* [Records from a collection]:
___

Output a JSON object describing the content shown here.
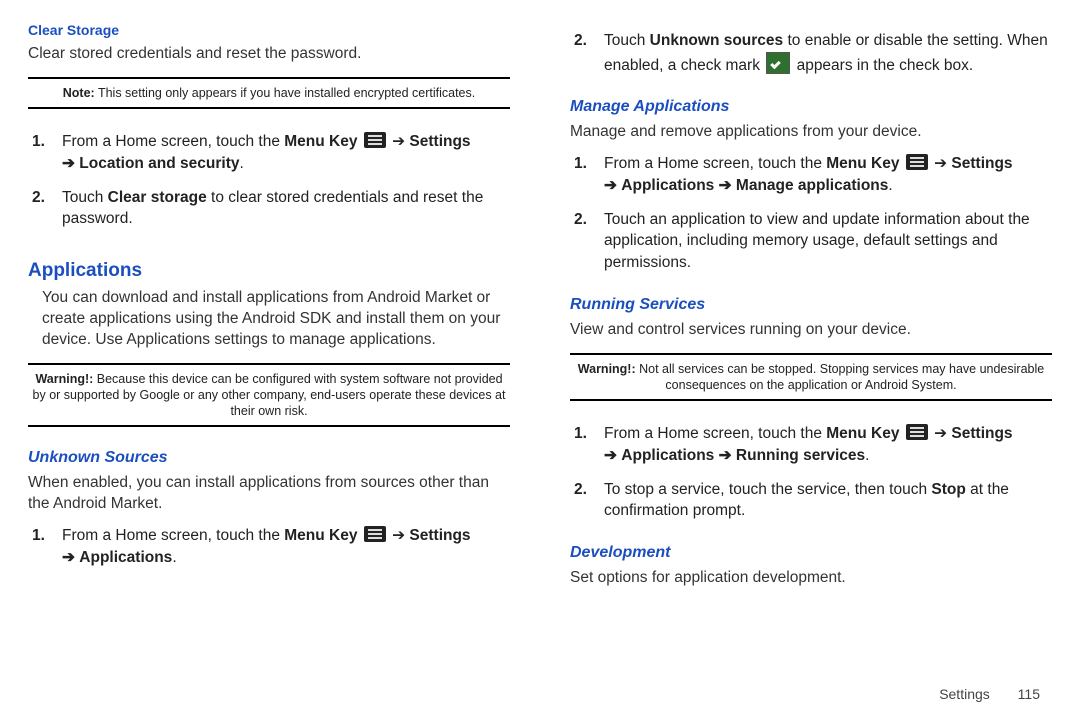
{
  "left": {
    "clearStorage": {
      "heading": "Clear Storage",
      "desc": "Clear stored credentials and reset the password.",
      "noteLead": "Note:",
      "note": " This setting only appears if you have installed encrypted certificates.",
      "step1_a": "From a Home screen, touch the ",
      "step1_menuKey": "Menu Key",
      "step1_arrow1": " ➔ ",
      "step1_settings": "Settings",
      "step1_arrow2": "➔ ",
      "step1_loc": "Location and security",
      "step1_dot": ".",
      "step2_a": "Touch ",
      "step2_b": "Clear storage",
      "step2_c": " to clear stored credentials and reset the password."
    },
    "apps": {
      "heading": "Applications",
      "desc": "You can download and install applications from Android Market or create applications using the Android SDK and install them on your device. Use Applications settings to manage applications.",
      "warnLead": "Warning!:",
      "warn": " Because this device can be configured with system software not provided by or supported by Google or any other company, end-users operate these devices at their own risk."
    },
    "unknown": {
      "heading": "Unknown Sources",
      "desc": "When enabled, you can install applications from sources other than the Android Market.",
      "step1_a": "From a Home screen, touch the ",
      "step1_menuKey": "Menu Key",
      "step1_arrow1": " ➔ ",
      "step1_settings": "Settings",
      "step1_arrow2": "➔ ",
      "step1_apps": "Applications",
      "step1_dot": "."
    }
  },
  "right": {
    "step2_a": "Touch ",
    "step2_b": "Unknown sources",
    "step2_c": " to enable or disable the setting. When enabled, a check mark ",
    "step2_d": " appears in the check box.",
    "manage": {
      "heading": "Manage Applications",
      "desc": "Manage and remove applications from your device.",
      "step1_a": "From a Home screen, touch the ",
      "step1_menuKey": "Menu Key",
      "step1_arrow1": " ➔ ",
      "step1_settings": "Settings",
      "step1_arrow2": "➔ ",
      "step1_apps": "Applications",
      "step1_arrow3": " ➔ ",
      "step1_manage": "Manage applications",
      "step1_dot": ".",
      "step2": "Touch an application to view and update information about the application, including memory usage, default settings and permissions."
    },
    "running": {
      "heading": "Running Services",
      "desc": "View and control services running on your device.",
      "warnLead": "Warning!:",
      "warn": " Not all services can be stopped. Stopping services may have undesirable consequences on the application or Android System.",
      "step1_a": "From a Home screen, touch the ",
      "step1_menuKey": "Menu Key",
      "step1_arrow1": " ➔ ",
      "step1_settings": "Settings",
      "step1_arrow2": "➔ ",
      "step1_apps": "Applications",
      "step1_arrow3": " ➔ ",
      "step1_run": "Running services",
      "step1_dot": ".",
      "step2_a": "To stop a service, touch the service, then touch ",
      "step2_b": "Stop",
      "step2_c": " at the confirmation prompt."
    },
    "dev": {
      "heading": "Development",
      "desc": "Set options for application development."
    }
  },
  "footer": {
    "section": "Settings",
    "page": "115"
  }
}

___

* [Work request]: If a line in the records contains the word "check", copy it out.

* [Solved problem]:
    "step2_c": " to enable or disable the setting. When enabled, a check mark ",
    "step2_d": " appears in the check box.",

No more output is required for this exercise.